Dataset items
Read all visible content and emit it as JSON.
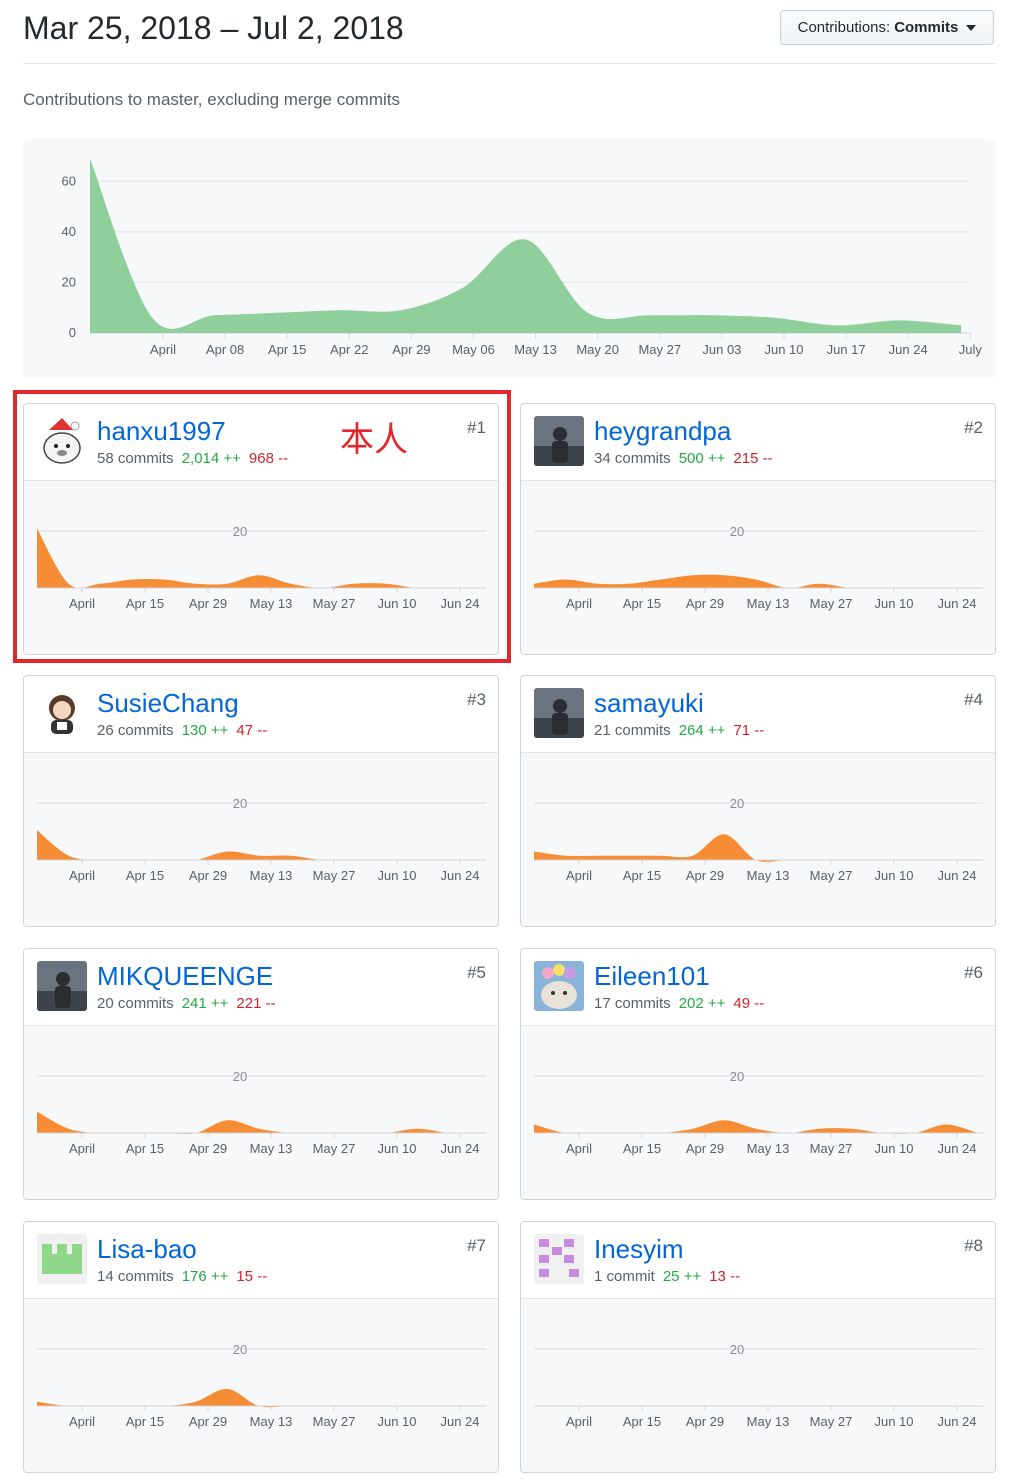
{
  "header": {
    "date_range": "Mar 25, 2018 – Jul 2, 2018",
    "contributions_button_prefix": "Contributions:",
    "contributions_button_value": "Commits",
    "subtitle": "Contributions to master, excluding merge commits"
  },
  "annotation": "本人",
  "colors": {
    "main_fill": "#8ecf9b",
    "card_fill": "#f68c33",
    "link": "#0366d6",
    "add": "#28a745",
    "del": "#cb2431",
    "highlight": "#e3262b"
  },
  "chart_data": [
    {
      "type": "area",
      "x": [
        "Mar 25",
        "Apr 01",
        "Apr 08",
        "Apr 15",
        "Apr 22",
        "Apr 29",
        "May 06",
        "May 13",
        "May 20",
        "May 27",
        "Jun 03",
        "Jun 10",
        "Jun 17",
        "Jun 24",
        "Jul 01"
      ],
      "values": [
        69,
        6,
        7,
        8,
        9,
        9,
        18,
        37,
        8,
        7,
        7,
        6,
        3,
        5,
        3
      ],
      "x_tick_labels": [
        "April",
        "Apr 08",
        "Apr 15",
        "Apr 22",
        "Apr 29",
        "May 06",
        "May 13",
        "May 20",
        "May 27",
        "Jun 03",
        "Jun 10",
        "Jun 17",
        "Jun 24",
        "July"
      ],
      "y_tick_labels": [
        "0",
        "20",
        "40",
        "60"
      ],
      "ylim": [
        0,
        70
      ],
      "grid": true
    }
  ],
  "cards": [
    {
      "username": "hanxu1997",
      "commits": "58 commits",
      "additions": "2,014 ++",
      "deletions": "968 --",
      "rank": "#1",
      "avatar_icon": "bear-avatar-icon",
      "values": [
        14,
        1,
        1,
        2,
        2,
        1,
        1,
        3,
        1,
        0,
        1,
        1,
        0,
        0,
        0
      ]
    },
    {
      "username": "heygrandpa",
      "commits": "34 commits",
      "additions": "500 ++",
      "deletions": "215 --",
      "rank": "#2",
      "avatar_icon": "photo-avatar-icon",
      "values": [
        1,
        2,
        1,
        1,
        2,
        3,
        3,
        2,
        0,
        1,
        0,
        0,
        0,
        0,
        0
      ]
    },
    {
      "username": "SusieChang",
      "commits": "26 commits",
      "additions": "130 ++",
      "deletions": "47 --",
      "rank": "#3",
      "avatar_icon": "cartoon-avatar-icon",
      "values": [
        7,
        1,
        0,
        0,
        0,
        0,
        2,
        1,
        1,
        0,
        0,
        0,
        0,
        0,
        0
      ]
    },
    {
      "username": "samayuki",
      "commits": "21 commits",
      "additions": "264 ++",
      "deletions": "71 --",
      "rank": "#4",
      "avatar_icon": "photo-avatar-icon",
      "values": [
        2,
        1,
        1,
        1,
        1,
        1,
        6,
        0,
        0,
        0,
        0,
        0,
        0,
        0,
        0
      ]
    },
    {
      "username": "MIKQUEENGE",
      "commits": "20 commits",
      "additions": "241 ++",
      "deletions": "221 --",
      "rank": "#5",
      "avatar_icon": "photo-avatar-icon",
      "values": [
        5,
        1,
        0,
        0,
        0,
        0,
        3,
        1,
        0,
        0,
        0,
        0,
        1,
        0,
        0
      ]
    },
    {
      "username": "Eileen101",
      "commits": "17 commits",
      "additions": "202 ++",
      "deletions": "49 --",
      "rank": "#6",
      "avatar_icon": "cat-avatar-icon",
      "values": [
        2,
        0,
        0,
        0,
        0,
        1,
        3,
        1,
        0,
        1,
        1,
        0,
        0,
        2,
        0
      ]
    },
    {
      "username": "Lisa-bao",
      "commits": "14 commits",
      "additions": "176 ++",
      "deletions": "15 --",
      "rank": "#7",
      "avatar_icon": "identicon-green-icon",
      "values": [
        1,
        0,
        0,
        0,
        0,
        1,
        4,
        0,
        0,
        0,
        0,
        0,
        0,
        0,
        0
      ]
    },
    {
      "username": "Inesyim",
      "commits": "1 commit",
      "additions": "25 ++",
      "deletions": "13 --",
      "rank": "#8",
      "avatar_icon": "identicon-purple-icon",
      "values": [
        0,
        0,
        0,
        0,
        0,
        0,
        0,
        0,
        0,
        0,
        0,
        0,
        0,
        0,
        0
      ]
    }
  ],
  "card_axis": {
    "x_tick_labels": [
      "April",
      "Apr 15",
      "Apr 29",
      "May 13",
      "May 27",
      "Jun 10",
      "Jun 24"
    ],
    "y_tick_label": "20",
    "ylim": [
      0,
      20
    ]
  }
}
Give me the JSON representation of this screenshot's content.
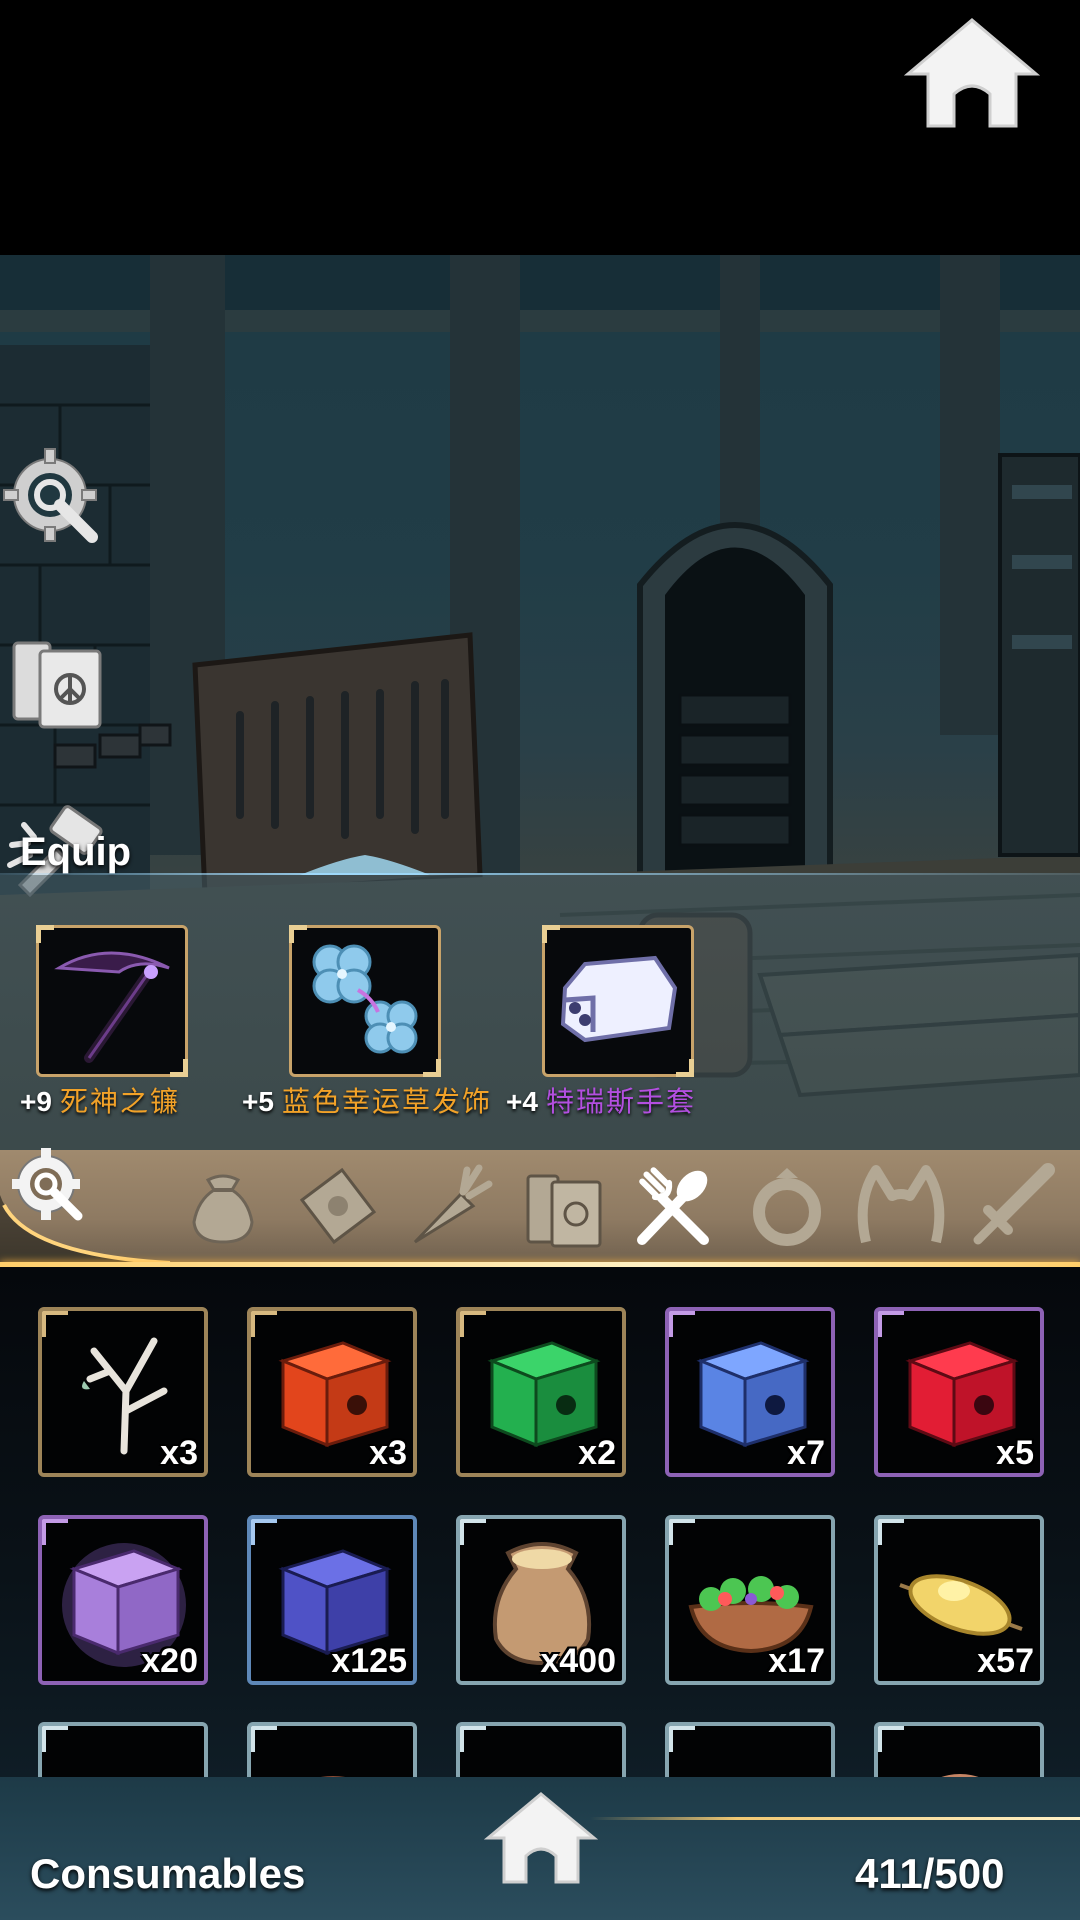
{
  "equip_title": "Equip",
  "equipped": [
    {
      "level": "+9",
      "name": "死神之镰",
      "color": "#f2a228",
      "icon": "scythe-icon"
    },
    {
      "level": "+5",
      "name": "蓝色幸运草发饰",
      "color": "#f2a228",
      "icon": "clover-hairpin-icon"
    },
    {
      "level": "+4",
      "name": "特瑞斯手套",
      "color": "#b34fe0",
      "icon": "gauntlet-icon"
    }
  ],
  "side_buttons": [
    "settings-search-icon",
    "codex-books-icon",
    "forge-icon"
  ],
  "tabs": [
    {
      "icon": "filter-settings-icon",
      "active": false
    },
    {
      "icon": "bag-icon",
      "active": false
    },
    {
      "icon": "scroll-icon",
      "active": false
    },
    {
      "icon": "carrot-icon",
      "active": false
    },
    {
      "icon": "books-icon",
      "active": false
    },
    {
      "icon": "utensils-icon",
      "active": true
    },
    {
      "icon": "ring-icon",
      "active": false
    },
    {
      "icon": "cat-ear-headband-icon",
      "active": false
    },
    {
      "icon": "sword-icon",
      "active": false
    }
  ],
  "items": [
    {
      "qty": "x3",
      "rarity": "gold",
      "icon": "branch-icon"
    },
    {
      "qty": "x3",
      "rarity": "gold",
      "icon": "orange-box-icon"
    },
    {
      "qty": "x2",
      "rarity": "gold",
      "icon": "green-box-icon"
    },
    {
      "qty": "x7",
      "rarity": "purple",
      "icon": "blue-box-icon"
    },
    {
      "qty": "x5",
      "rarity": "purple",
      "icon": "red-box-icon"
    },
    {
      "qty": "x20",
      "rarity": "purple",
      "icon": "purple-box-icon"
    },
    {
      "qty": "x125",
      "rarity": "blue",
      "icon": "indigo-box-icon"
    },
    {
      "qty": "x400",
      "rarity": "steel",
      "icon": "flour-sack-icon"
    },
    {
      "qty": "x17",
      "rarity": "steel",
      "icon": "salad-bowl-icon"
    },
    {
      "qty": "x57",
      "rarity": "steel",
      "icon": "grilled-corn-icon"
    },
    {
      "qty": "",
      "rarity": "steel",
      "icon": "empty-slot"
    },
    {
      "qty": "",
      "rarity": "steel",
      "icon": "food-item-icon"
    },
    {
      "qty": "",
      "rarity": "steel",
      "icon": "empty-slot"
    },
    {
      "qty": "",
      "rarity": "steel",
      "icon": "empty-slot"
    },
    {
      "qty": "",
      "rarity": "steel",
      "icon": "meat-item-icon"
    }
  ],
  "category_label": "Consumables",
  "capacity": "411/500",
  "colors": {
    "accent_gold": "#f2c36c",
    "rarity_gold": "#9d8458",
    "rarity_purple": "#8d62b5",
    "rarity_blue": "#5e88b8",
    "rarity_steel": "#86a5b0"
  }
}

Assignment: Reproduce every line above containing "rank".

Answer space:
      "rank": "#1",
      "rank": "#2",
      "rank": "#3",
      "rank": "#4",
      "rank": "#5",
      "rank": "#6",
      "rank": "#7",
      "rank": "#8",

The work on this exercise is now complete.